"""

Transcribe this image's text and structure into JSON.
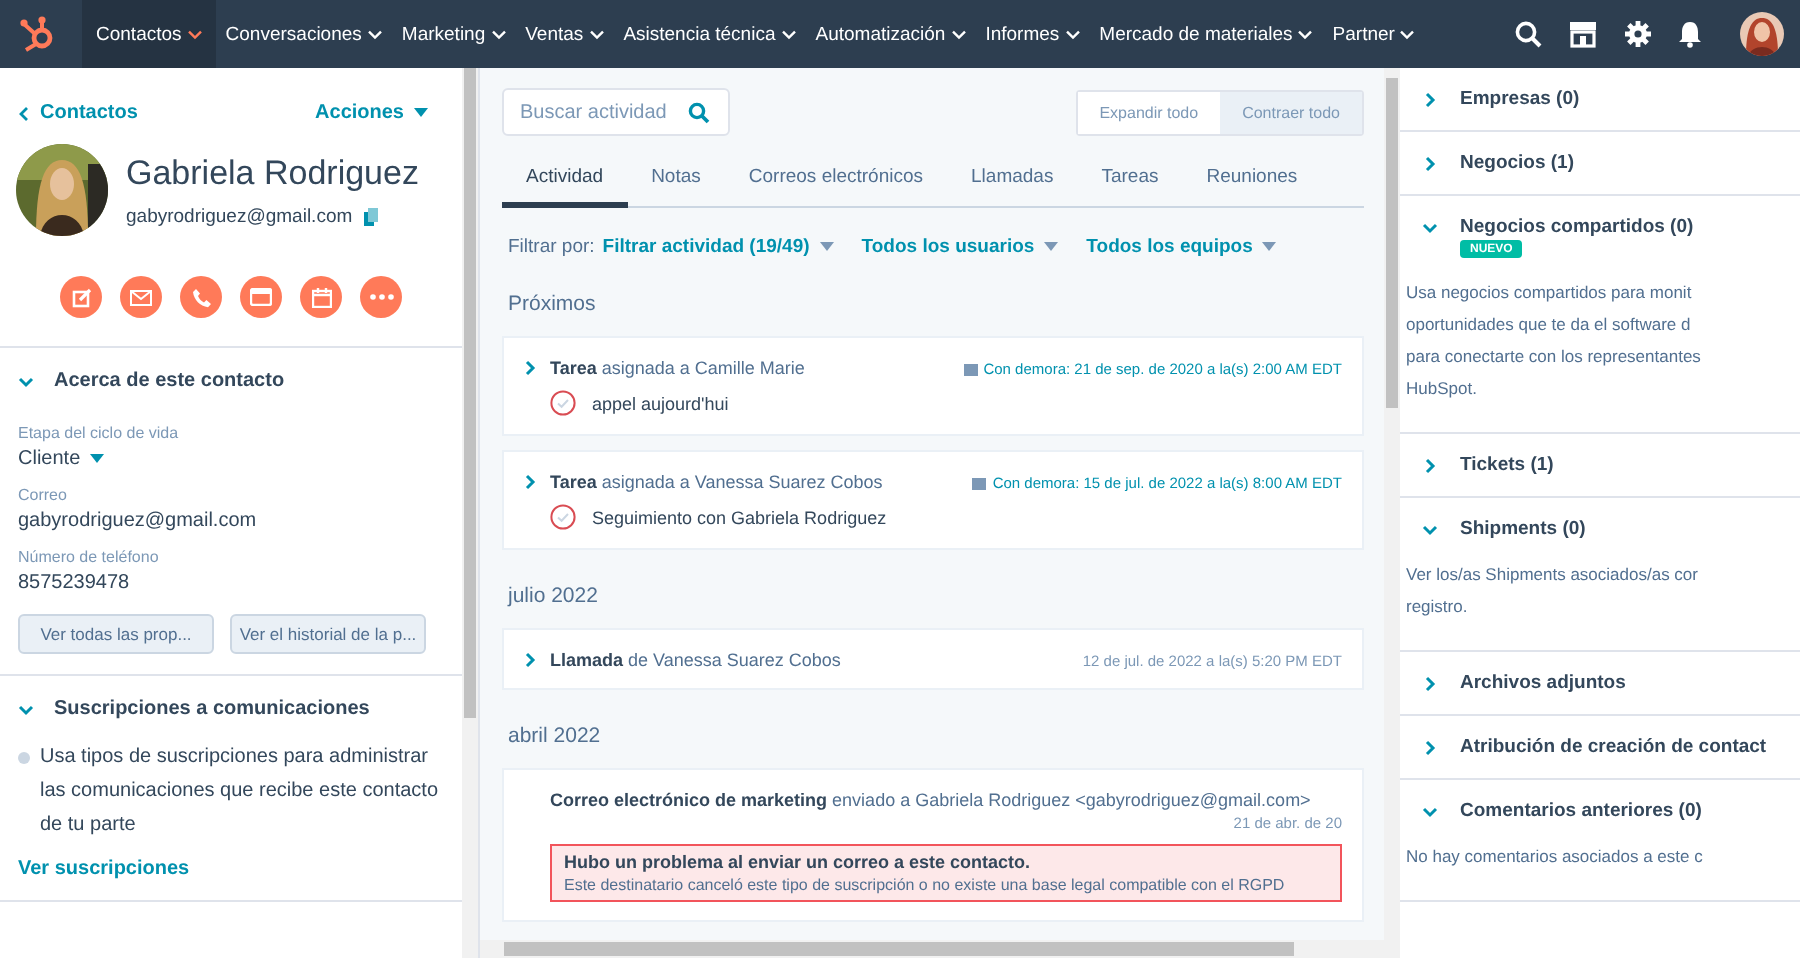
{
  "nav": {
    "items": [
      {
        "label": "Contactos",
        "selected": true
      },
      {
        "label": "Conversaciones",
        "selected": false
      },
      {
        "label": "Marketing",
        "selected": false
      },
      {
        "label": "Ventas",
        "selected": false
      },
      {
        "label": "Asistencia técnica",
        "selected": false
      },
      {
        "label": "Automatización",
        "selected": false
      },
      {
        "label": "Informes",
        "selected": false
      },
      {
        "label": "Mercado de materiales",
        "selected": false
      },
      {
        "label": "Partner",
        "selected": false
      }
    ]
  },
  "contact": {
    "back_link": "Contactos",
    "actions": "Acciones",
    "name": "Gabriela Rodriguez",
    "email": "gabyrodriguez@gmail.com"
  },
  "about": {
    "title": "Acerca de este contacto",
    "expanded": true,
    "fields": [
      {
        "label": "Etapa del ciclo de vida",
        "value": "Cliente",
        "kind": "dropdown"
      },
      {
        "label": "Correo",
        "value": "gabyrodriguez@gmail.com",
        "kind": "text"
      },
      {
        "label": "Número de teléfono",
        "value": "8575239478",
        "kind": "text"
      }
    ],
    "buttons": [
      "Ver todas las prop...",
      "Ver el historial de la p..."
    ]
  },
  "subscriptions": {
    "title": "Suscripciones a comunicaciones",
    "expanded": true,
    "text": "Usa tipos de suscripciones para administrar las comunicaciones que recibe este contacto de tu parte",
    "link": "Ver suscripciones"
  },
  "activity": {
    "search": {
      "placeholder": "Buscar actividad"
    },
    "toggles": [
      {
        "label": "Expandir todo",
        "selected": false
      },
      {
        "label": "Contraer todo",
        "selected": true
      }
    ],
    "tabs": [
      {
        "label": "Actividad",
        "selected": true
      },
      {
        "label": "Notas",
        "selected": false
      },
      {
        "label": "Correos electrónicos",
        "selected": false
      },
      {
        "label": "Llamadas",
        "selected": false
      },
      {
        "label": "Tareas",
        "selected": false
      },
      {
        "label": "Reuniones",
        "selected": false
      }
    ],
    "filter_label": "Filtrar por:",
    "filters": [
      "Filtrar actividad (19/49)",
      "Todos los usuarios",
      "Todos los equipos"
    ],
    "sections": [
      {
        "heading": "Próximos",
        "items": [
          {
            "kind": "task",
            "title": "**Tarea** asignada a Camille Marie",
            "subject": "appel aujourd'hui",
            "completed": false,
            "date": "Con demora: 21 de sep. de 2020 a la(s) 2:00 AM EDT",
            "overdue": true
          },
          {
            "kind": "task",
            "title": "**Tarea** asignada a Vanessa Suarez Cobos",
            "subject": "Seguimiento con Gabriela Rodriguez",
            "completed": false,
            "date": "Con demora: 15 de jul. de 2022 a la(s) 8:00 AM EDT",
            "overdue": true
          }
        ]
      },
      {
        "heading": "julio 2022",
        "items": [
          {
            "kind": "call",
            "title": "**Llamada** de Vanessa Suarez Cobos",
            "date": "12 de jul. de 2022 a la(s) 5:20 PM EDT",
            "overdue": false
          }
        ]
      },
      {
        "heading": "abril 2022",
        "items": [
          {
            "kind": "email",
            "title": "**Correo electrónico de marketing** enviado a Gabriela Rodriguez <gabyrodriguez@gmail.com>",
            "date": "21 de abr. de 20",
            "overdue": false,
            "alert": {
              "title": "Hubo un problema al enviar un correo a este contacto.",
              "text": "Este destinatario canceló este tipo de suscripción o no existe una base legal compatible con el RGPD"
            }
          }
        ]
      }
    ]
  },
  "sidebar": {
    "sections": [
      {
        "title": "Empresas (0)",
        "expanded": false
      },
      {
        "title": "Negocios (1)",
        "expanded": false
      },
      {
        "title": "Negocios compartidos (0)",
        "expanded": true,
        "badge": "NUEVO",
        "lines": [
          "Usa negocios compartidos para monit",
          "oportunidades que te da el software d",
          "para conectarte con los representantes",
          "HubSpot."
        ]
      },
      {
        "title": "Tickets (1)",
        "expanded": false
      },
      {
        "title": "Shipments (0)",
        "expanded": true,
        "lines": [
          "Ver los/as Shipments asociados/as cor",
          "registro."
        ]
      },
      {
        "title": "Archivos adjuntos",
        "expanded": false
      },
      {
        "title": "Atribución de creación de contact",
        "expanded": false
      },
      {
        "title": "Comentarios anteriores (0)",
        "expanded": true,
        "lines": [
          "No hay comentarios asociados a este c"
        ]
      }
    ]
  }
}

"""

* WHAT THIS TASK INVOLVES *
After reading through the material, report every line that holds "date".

* WRITTEN RESPONSE *
            "date": "Con demora: 21 de sep. de 2020 a la(s) 2:00 AM EDT",
            "date": "Con demora: 15 de jul. de 2022 a la(s) 8:00 AM EDT",
            "date": "12 de jul. de 2022 a la(s) 5:20 PM EDT",
            "date": "21 de abr. de 20",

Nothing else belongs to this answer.